This study provides international NGOs with a rudimentary framework for strategic planning in the light of the likely challenges of ambiguity and change awaiting them during the next decade. It examines a series of hazard domains – environment, urbanization, migration, and HIV/AIDS – within which NGOs can exercise at least a modicum of control. It identifies other variables well beyond the capacity of NGOs to manage, including combinations of crises that cut across these individual domains and, more broadly still, civilization-changing events.
NGOs are encouraged to be more articulate about the elements of the global future that they see as possible. Based on the kind of future that they affirm, they are encouraged to be more assertive in areas where they have the capacity to influence change and more circumspect in areas in which they can make little impact. The essential optimism of the humanitarian enterprise, properly grounded and reinforced by effective programming, offers an important antidote to the ambient “gloom and doom” approach to human futures.
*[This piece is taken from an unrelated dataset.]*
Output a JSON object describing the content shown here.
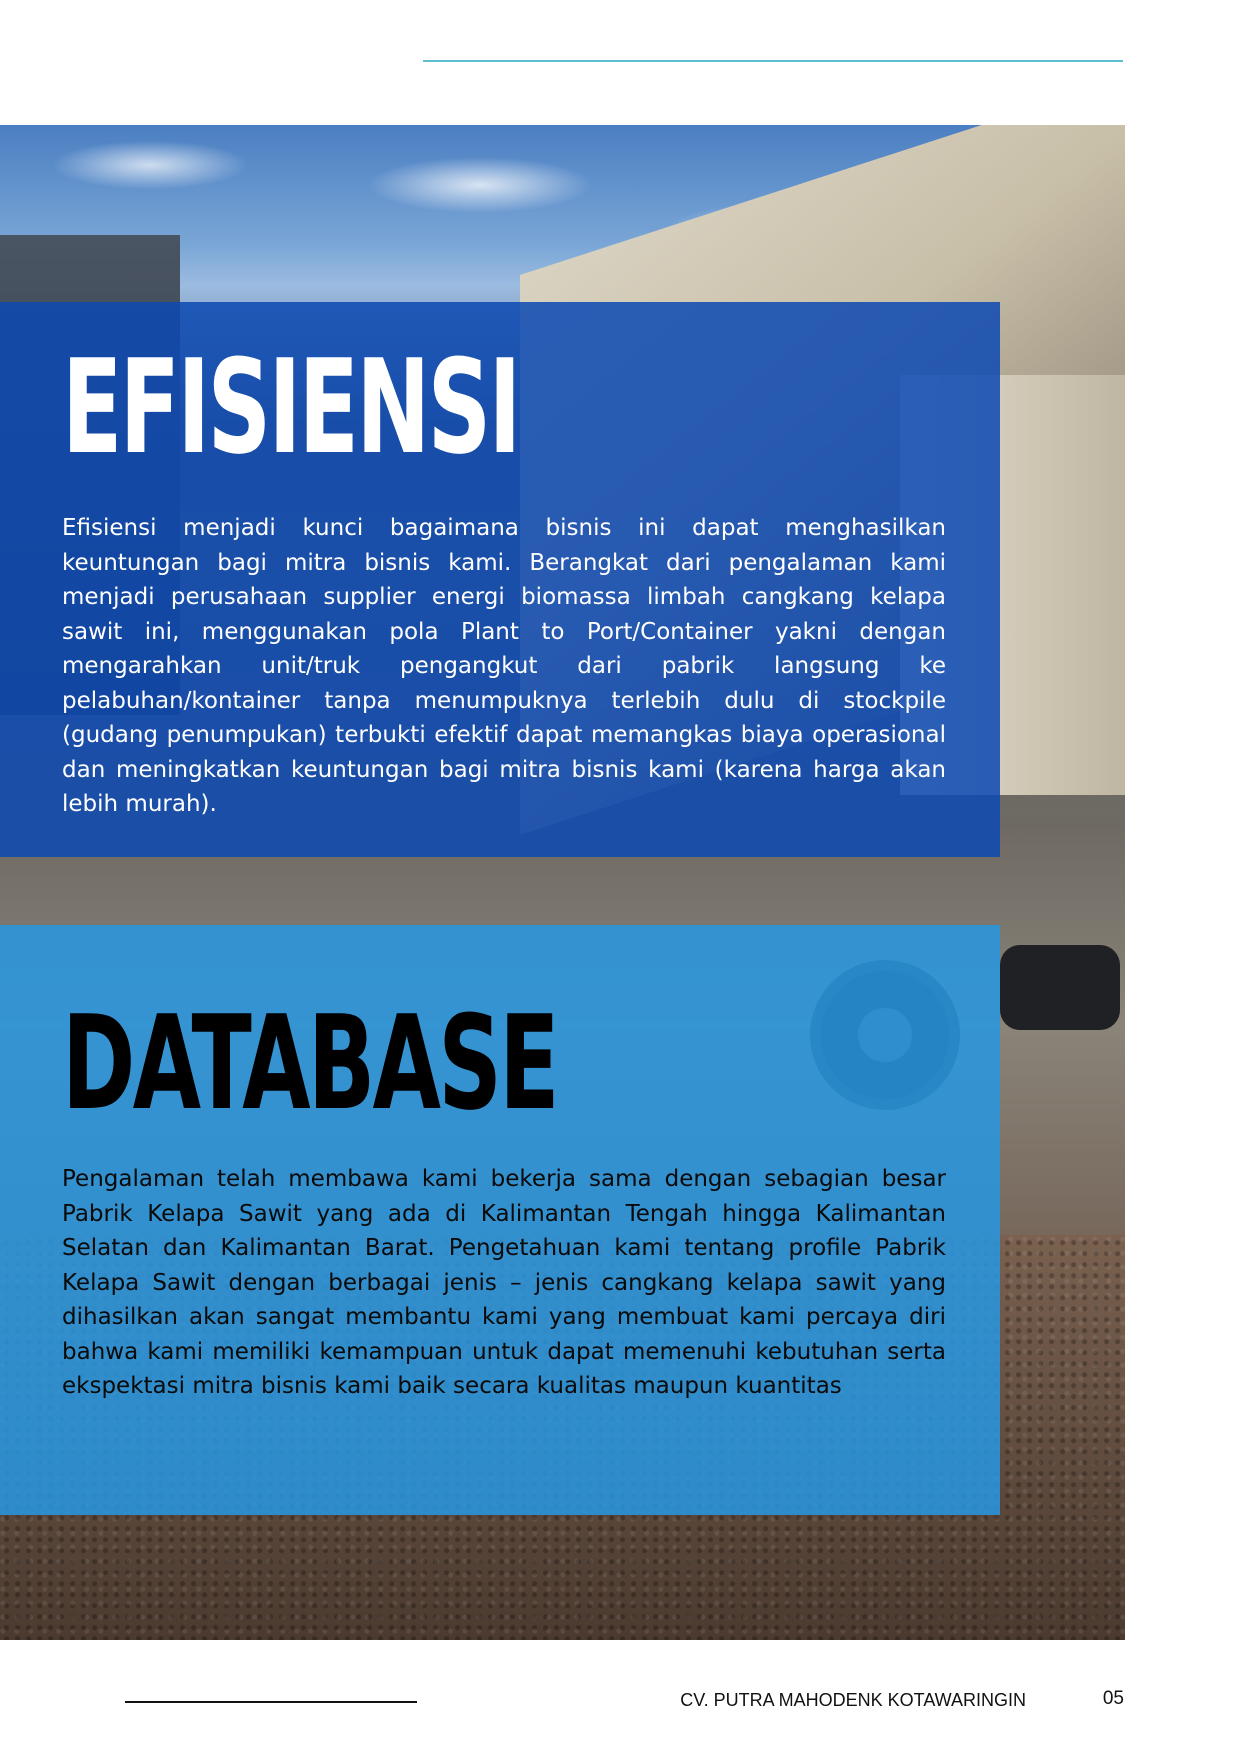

The study presents three landscapes on which NGO activities are currently situated and examines likely developments in each over the coming decade. The global hazards landscape (Chapter 1) offers a selective review of the four major potential hazards domains. The analysis examines each domain individually and then in a series of scenarios in which they interact with each other, complicating the humanitarian challenge.
The international political and policy landscape (Chapter 2) explores the bearing of world politics and international policies on NGO activities. Included are such factors as the global war on terrorism, the strengths and weaknesses of the United Nations system, and the predominantly western and northern cast of the current humanitarian apparatus.
The non-governmental landscape (Chapter 3) examines recent trends in the humanitarian marketplace. In addition to the blossoming of civil society organizations, there has been growing donor insistence on a more quantifiable and results-based approach by NGOs and increased utilization of for-profit contractors and military forces. These trends will necessitate greater clarity among NGOs on their own comparative advantages and cost-effectiveness vis à vis their competitors.
In assessing these landscapes and plotting their courses, NGOs may learn from the lessons of the past decade, particularly in the conceptual and political contextualization of their work (Chapter 4). Recent breakthroughs in the area of public nutrition and livelihoods, reviewed for illustrative purposes, need to be taken forward.
The study offers some reflections on what the humanitarian practitioners and their NGOs may look like a decade hence (Chapter 5). NGOs are encouraged to become more curious about the future, more seized with the trends, more comprehensive and holistic in their visions of change, more mutual in interactions with southern institutions, more circumspect in their use of government resources, and more seized with the challenges of educating northern constituencies and of advocacy with public policy-makers.
Within the evolving reality of globalization – a mixed blessing from a humanitarian vantage point – an Epilogue appeals for a more serious approach to the universality of humanitarian action. Challenging the predominantly western, Judaeo-Christian nature of the international humanitarian project, the Epilogue encourages a serious effort to articulate truly global values, not simply to globalize the current western apparatus.
As each chapter begins with questions intended to provoke reflection among NGOs, the Epilogue concludes with informal checklists for use in strategic planning activities by individual NGOs and the NGO community as a whole.